The U.S.-China Relationship: More Communication, Less Confrontation
Dateline Beijing: Each day, it seems headlines in China and the United States raise the temperature on rhetoric and lower the opportunity for dialogue. Tensions are higher than they should be, and much is at stake. In Beijing this week, ITI hopes to reverse that trend and open new channels of communications with Chinese government leaders and industry officials. ITI CEO & President Dean Garfield and I are here for discussions on key areas such as trade, standards, and cybersecurity.
Many of the rhetorical jabs are the result of unhelpful policy approaches on both sides of the Pacific. In China, for instance, we continue to face challenges posed by its domestic intellectual property and technology mandates relating to encryption, mobile security, and the Multi-Level Protection Scheme (MLPS).
And in the United States, we have challenges our own. As we discussed on ITI’s blog during the past few days, for example, the recently passed 2013 federal spending bill (the Continuing Resolution) contained a provision barring several U.S. government agencies from procuring information technology (IT) systems made in China pending a security review by the FBI. ITI and a coalition of technology and business groups voiced strong concerns about the unintended consequences of this provision. And, after our advocacy, the White House late on Friday acknowledged this provision of law needed to be changed.
This policy rider is one example of disruptive initiatives happening in both countries, and underscores the urgent need for greater communication between the United States and China.
ITI focuses on bridging communities and promoting mutual interests, and this trip is exactly in line with that role. We believe there is an opportunity for more effective dialogue with China, and an even greater opportunity to work together toward mutual good that benefits the world. Featuring prominently on Dean’s agenda this week is a keynote address on April 9 at the 7th Annual U.S.-China Internet Industry Forum (UCIIF) that will be attended by senior industry and government leaders from both counties.
At the UCIIF and during meetings with key stakeholders, Dean will discuss the importance of getting global Internet governance right, how technology innovation is key to improving cybersecurity, and the need for greater cooperation towards global, voluntary, and consensus-driven technology standards. We will continue to advocate ITI’s long-standing position that cybersecurity policy embrace the reality that product security is a function of how a product is made, used, and maintained, not by whom or where it is made. This is what leads to stronger security solutions.
In our interconnected, globally integrated world, the answers lie in competitive collaboration, which can result in solutions that make sense for the United States, China, and the world. We know the formula for success, and it is not built on suspicion. It is built on cooperation and understanding, on a willingness to find solutions in partnership. And certainly this week will not be the last of our discussions in Beijing. ITI has planned a wide range of technical dialogues to take place between U.S. and Chinese experts later this year.

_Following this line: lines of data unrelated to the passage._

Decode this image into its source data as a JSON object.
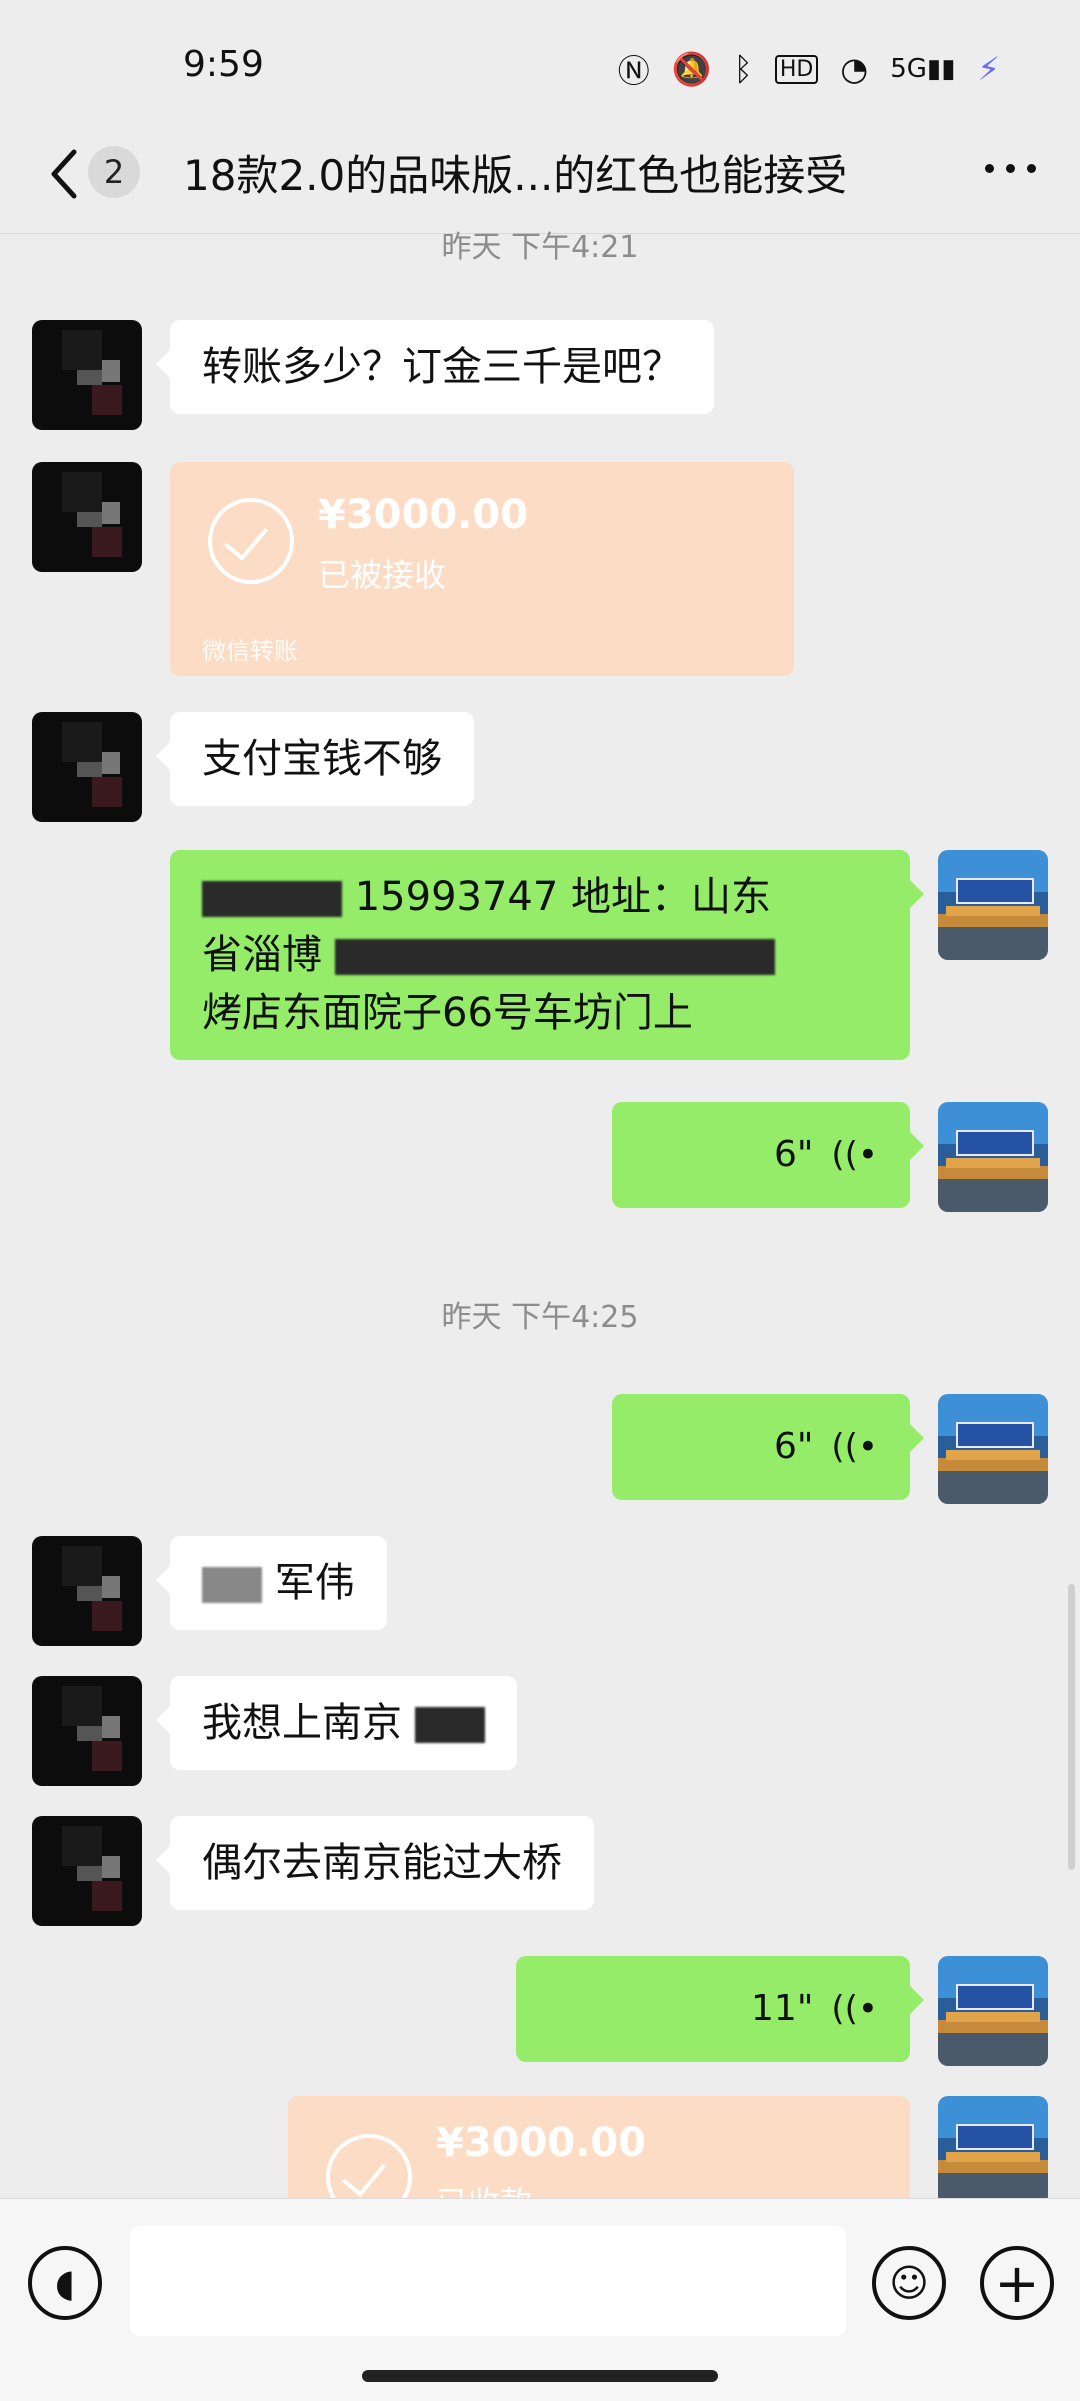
{
  "status_bar": {
    "time": "9:59",
    "icons": [
      "nfc-icon",
      "mute-icon",
      "bluetooth-icon",
      "hd-icon",
      "wifi-icon",
      "5g-signal-icon",
      "charging-icon"
    ]
  },
  "header": {
    "back_count": "2",
    "title": "18款2.0的品味版...的红色也能接受"
  },
  "timestamps": {
    "t1": "昨天 下午4:21",
    "t2": "昨天 下午4:25"
  },
  "messages": {
    "m1": "转账多少？订金三千是吧？",
    "transfer1": {
      "amount": "¥3000.00",
      "status": "已被接收",
      "footer": "微信转账"
    },
    "m2": "支付宝钱不够",
    "m3_line1_visible": "15993747 地址：山东",
    "m3_line2": "省淄博",
    "m3_line3": "烤店东面院子66号车坊门上",
    "voice1": "6\"",
    "voice2": "6\"",
    "m4": "军伟",
    "m5": "我想上南京",
    "m6": "偶尔去南京能过大桥",
    "voice3": "11\"",
    "transfer2": {
      "amount": "¥3000.00",
      "status": "已收款"
    }
  },
  "colors": {
    "background": "#ededed",
    "self_bubble": "#95ec69",
    "other_bubble": "#ffffff",
    "transfer": "#fcdcc4"
  }
}
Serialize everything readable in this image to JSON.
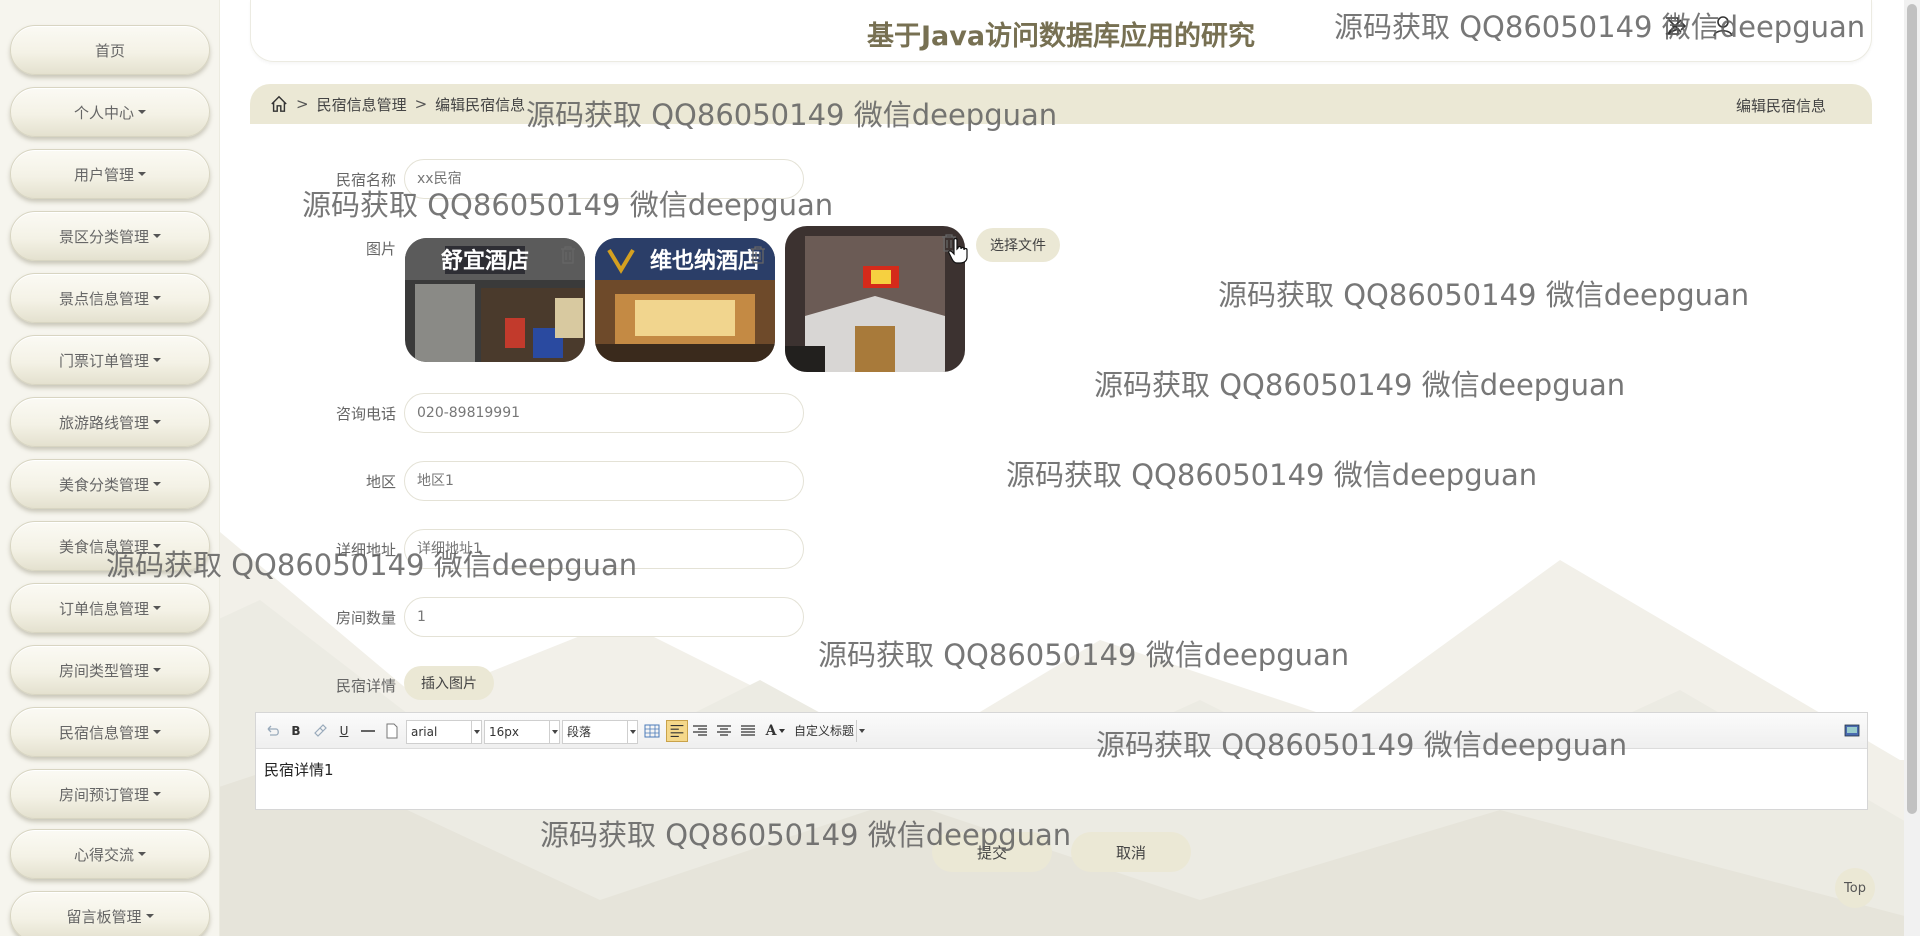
{
  "app": {
    "title": "基于Java访问数据库应用的研究"
  },
  "sidebar": {
    "items": [
      {
        "label": "首页",
        "dropdown": false
      },
      {
        "label": "个人中心",
        "dropdown": true
      },
      {
        "label": "用户管理",
        "dropdown": true
      },
      {
        "label": "景区分类管理",
        "dropdown": true
      },
      {
        "label": "景点信息管理",
        "dropdown": true
      },
      {
        "label": "门票订单管理",
        "dropdown": true
      },
      {
        "label": "旅游路线管理",
        "dropdown": true
      },
      {
        "label": "美食分类管理",
        "dropdown": true
      },
      {
        "label": "美食信息管理",
        "dropdown": true
      },
      {
        "label": "订单信息管理",
        "dropdown": true
      },
      {
        "label": "房间类型管理",
        "dropdown": true
      },
      {
        "label": "民宿信息管理",
        "dropdown": true
      },
      {
        "label": "房间预订管理",
        "dropdown": true
      },
      {
        "label": "心得交流",
        "dropdown": true
      },
      {
        "label": "留言板管理",
        "dropdown": true
      }
    ]
  },
  "breadcrumb": {
    "level1": "民宿信息管理",
    "level2": "编辑民宿信息",
    "right": "编辑民宿信息"
  },
  "form": {
    "name": {
      "label": "民宿名称",
      "value": "xx民宿"
    },
    "images": {
      "label": "图片",
      "choose_file": "选择文件",
      "thumbs": [
        "舒宜酒店",
        "维也纳酒店",
        ""
      ]
    },
    "phone": {
      "label": "咨询电话",
      "value": "020-89819991"
    },
    "region": {
      "label": "地区",
      "value": "地区1"
    },
    "address": {
      "label": "详细地址",
      "value": "详细地址1"
    },
    "rooms": {
      "label": "房间数量",
      "value": "1"
    },
    "details": {
      "label": "民宿详情",
      "insert_image": "插入图片"
    }
  },
  "editor": {
    "toolbar": {
      "bold": "B",
      "underline": "U",
      "font_family": "arial",
      "font_size": "16px",
      "paragraph": "段落",
      "font_color": "A",
      "custom_title": "自定义标题"
    },
    "content": "民宿详情1"
  },
  "actions": {
    "submit": "提交",
    "cancel": "取消"
  },
  "back_to_top": "Top",
  "watermark": "源码获取 QQ86050149 微信deepguan"
}
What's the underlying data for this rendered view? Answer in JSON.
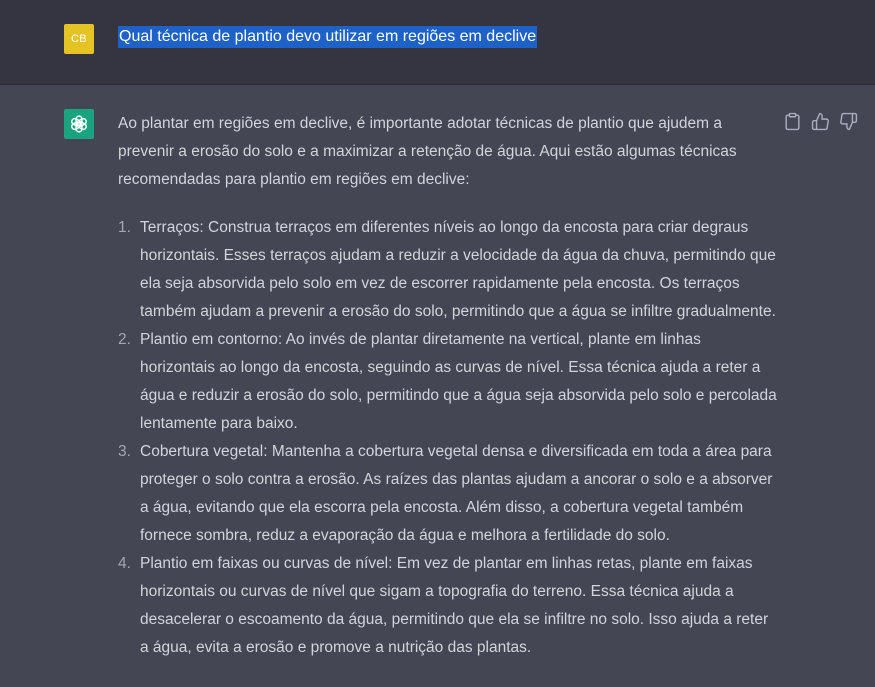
{
  "user": {
    "initials": "CB",
    "message": "Qual técnica de plantio devo utilizar em regiões em declive"
  },
  "assistant": {
    "intro": "Ao plantar em regiões em declive, é importante adotar técnicas de plantio que ajudem a prevenir a erosão do solo e a maximizar a retenção de água. Aqui estão algumas técnicas recomendadas para plantio em regiões em declive:",
    "items": [
      {
        "num": "1.",
        "text": "Terraços: Construa terraços em diferentes níveis ao longo da encosta para criar degraus horizontais. Esses terraços ajudam a reduzir a velocidade da água da chuva, permitindo que ela seja absorvida pelo solo em vez de escorrer rapidamente pela encosta. Os terraços também ajudam a prevenir a erosão do solo, permitindo que a água se infiltre gradualmente."
      },
      {
        "num": "2.",
        "text": "Plantio em contorno: Ao invés de plantar diretamente na vertical, plante em linhas horizontais ao longo da encosta, seguindo as curvas de nível. Essa técnica ajuda a reter a água e reduzir a erosão do solo, permitindo que a água seja absorvida pelo solo e percolada lentamente para baixo."
      },
      {
        "num": "3.",
        "text": "Cobertura vegetal: Mantenha a cobertura vegetal densa e diversificada em toda a área para proteger o solo contra a erosão. As raízes das plantas ajudam a ancorar o solo e a absorver a água, evitando que ela escorra pela encosta. Além disso, a cobertura vegetal também fornece sombra, reduz a evaporação da água e melhora a fertilidade do solo."
      },
      {
        "num": "4.",
        "text": "Plantio em faixas ou curvas de nível: Em vez de plantar em linhas retas, plante em faixas horizontais ou curvas de nível que sigam a topografia do terreno. Essa técnica ajuda a desacelerar o escoamento da água, permitindo que ela se infiltre no solo. Isso ajuda a reter a água, evita a erosão e promove a nutrição das plantas."
      }
    ]
  },
  "icons": {
    "assistant_avatar": "openai-logo-icon",
    "copy": "clipboard-icon",
    "like": "thumbs-up-icon",
    "dislike": "thumbs-down-icon"
  },
  "colors": {
    "user_bg": "#343541",
    "assistant_bg": "#444654",
    "user_avatar": "#e4c325",
    "assistant_avatar": "#19a37f",
    "selection": "#1f62c7"
  }
}
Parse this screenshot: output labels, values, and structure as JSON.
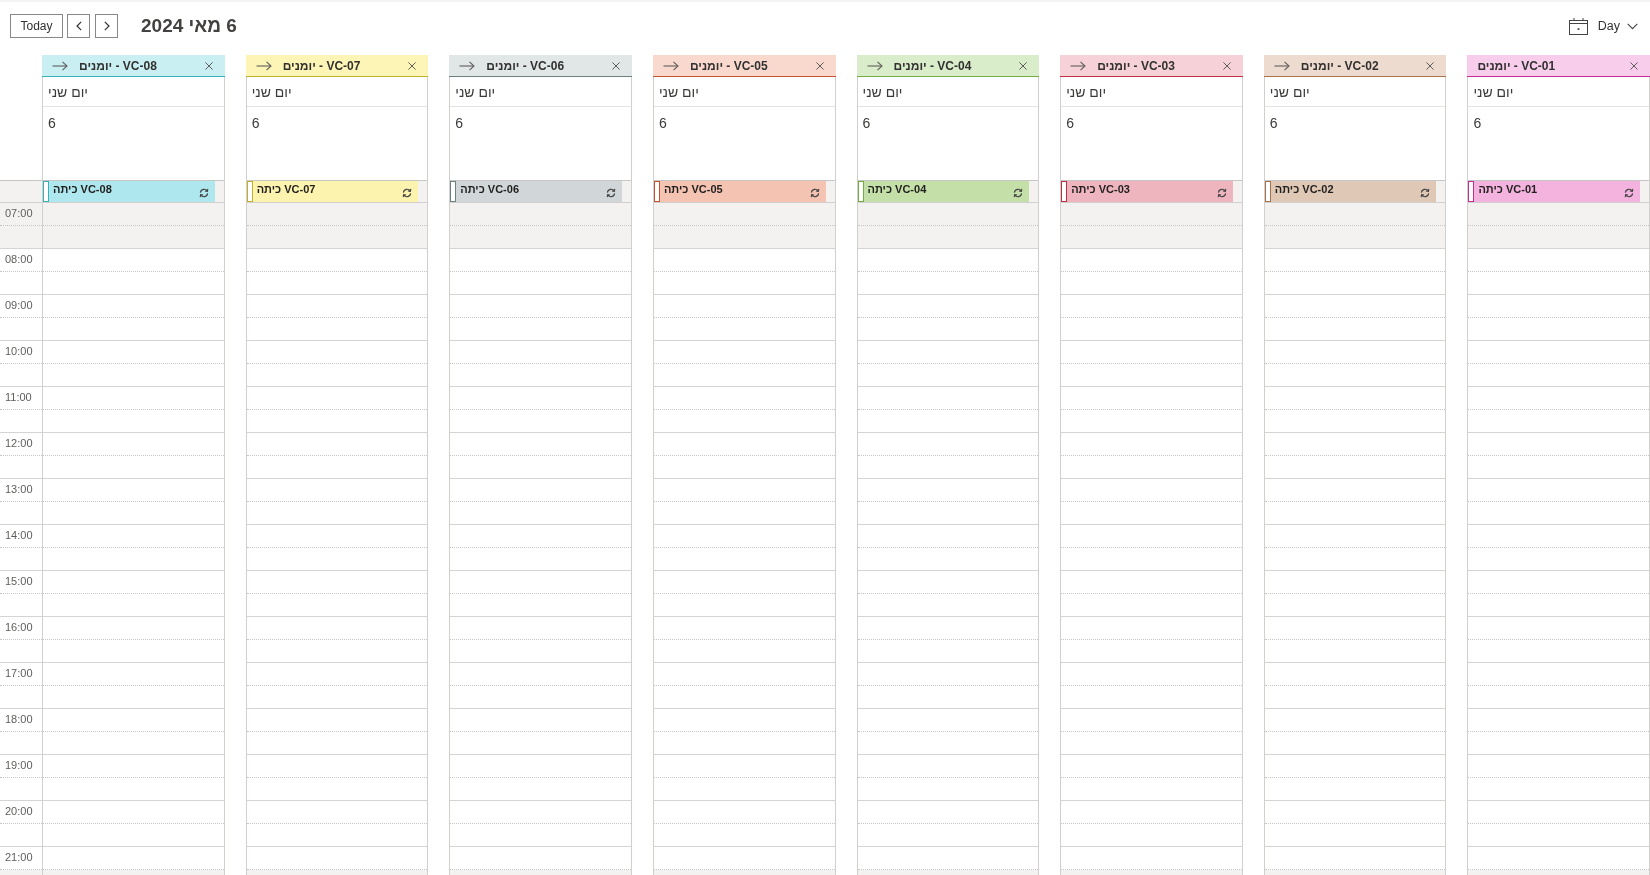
{
  "toolbar": {
    "today_button": "Today",
    "title": "6 מאי 2024",
    "view": {
      "label": "Day"
    }
  },
  "hours": [
    {
      "label": "07:00",
      "slots": [
        {
          "working": false
        },
        {
          "working": false
        }
      ]
    },
    {
      "label": "08:00",
      "slots": [
        {
          "working": true
        },
        {
          "working": true
        }
      ]
    },
    {
      "label": "09:00",
      "slots": [
        {
          "working": true
        },
        {
          "working": true
        }
      ]
    },
    {
      "label": "10:00",
      "slots": [
        {
          "working": true
        },
        {
          "working": true
        }
      ]
    },
    {
      "label": "11:00",
      "slots": [
        {
          "working": true
        },
        {
          "working": true
        }
      ]
    },
    {
      "label": "12:00",
      "slots": [
        {
          "working": true
        },
        {
          "working": true
        }
      ]
    },
    {
      "label": "13:00",
      "slots": [
        {
          "working": true
        },
        {
          "working": true
        }
      ]
    },
    {
      "label": "14:00",
      "slots": [
        {
          "working": true
        },
        {
          "working": true
        }
      ]
    },
    {
      "label": "15:00",
      "slots": [
        {
          "working": true
        },
        {
          "working": true
        }
      ]
    },
    {
      "label": "16:00",
      "slots": [
        {
          "working": true
        },
        {
          "working": true
        }
      ]
    },
    {
      "label": "17:00",
      "slots": [
        {
          "working": true
        },
        {
          "working": true
        }
      ]
    },
    {
      "label": "18:00",
      "slots": [
        {
          "working": true
        },
        {
          "working": true
        }
      ]
    },
    {
      "label": "19:00",
      "slots": [
        {
          "working": true
        },
        {
          "working": true
        }
      ]
    },
    {
      "label": "20:00",
      "slots": [
        {
          "working": true
        },
        {
          "working": true
        }
      ]
    },
    {
      "label": "21:00",
      "slots": [
        {
          "working": true
        },
        {
          "working": false
        }
      ]
    }
  ],
  "calendars": [
    {
      "title": "יומנים - VC-01",
      "color": "#f8cdeb",
      "move_button": false,
      "day_name": "יום שני",
      "day_number": "6",
      "all_day_events": [
        {
          "title": "כיתה VC-01",
          "color": "#f3b3de",
          "recurring": true
        }
      ]
    },
    {
      "title": "יומנים - VC-02",
      "color": "#ecdbce",
      "move_button": true,
      "day_name": "יום שני",
      "day_number": "6",
      "all_day_events": [
        {
          "title": "כיתה VC-02",
          "color": "#dfc8b5",
          "recurring": true
        }
      ]
    },
    {
      "title": "יומנים - VC-03",
      "color": "#f6d1d7",
      "move_button": true,
      "day_name": "יום שני",
      "day_number": "6",
      "all_day_events": [
        {
          "title": "כיתה VC-03",
          "color": "#efb5bf",
          "recurring": true
        }
      ]
    },
    {
      "title": "יומנים - VC-04",
      "color": "#d9edca",
      "move_button": true,
      "day_name": "יום שני",
      "day_number": "6",
      "all_day_events": [
        {
          "title": "כיתה VC-04",
          "color": "#c4e0a8",
          "recurring": true
        }
      ]
    },
    {
      "title": "יומנים - VC-05",
      "color": "#f9d9ce",
      "move_button": true,
      "day_name": "יום שני",
      "day_number": "6",
      "all_day_events": [
        {
          "title": "כיתה VC-05",
          "color": "#f4c3b2",
          "recurring": true
        }
      ]
    },
    {
      "title": "יומנים - VC-06",
      "color": "#e1e6e6",
      "move_button": true,
      "day_name": "יום שני",
      "day_number": "6",
      "all_day_events": [
        {
          "title": "כיתה VC-06",
          "color": "#d1d7d9",
          "recurring": true
        }
      ]
    },
    {
      "title": "יומנים - VC-07",
      "color": "#fdf5b5",
      "move_button": true,
      "day_name": "יום שני",
      "day_number": "6",
      "all_day_events": [
        {
          "title": "כיתה VC-07",
          "color": "#fcf3ae",
          "recurring": true
        }
      ]
    },
    {
      "title": "יומנים - VC-08",
      "color": "#c9eff2",
      "move_button": true,
      "day_name": "יום שני",
      "day_number": "6",
      "all_day_events": [
        {
          "title": "כיתה VC-08",
          "color": "#aee7ed",
          "recurring": true
        }
      ]
    }
  ]
}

Dean also will discuss China’s recent moves to take a greater role in the ambitious effort to expand the Information Technology Agreement (ITA), a development we very much welcome. If people cannot get access to innovative, affordable tech products that ITA expansion would facilitate through tariff elimination, we limit our ability to grow the Internet and ensure we get the strongest cybersecurity. We also hamstring global economic growth and job creation. The tech industry looks forward to cooperating closely with China to ensure we get a commercially significant outcome this year on ITA expansion.
There is significant power in innovation. It changes how we live, work, learn, and play. But an even greater power is in communication – in sitting down and talking and developing a genuine understanding of people’s priorities, hopes, and concerns. That’s how we can arrive at solutions that benefit the world, and eliminate misunderstandings that leave progress as an afterthought to suspicion.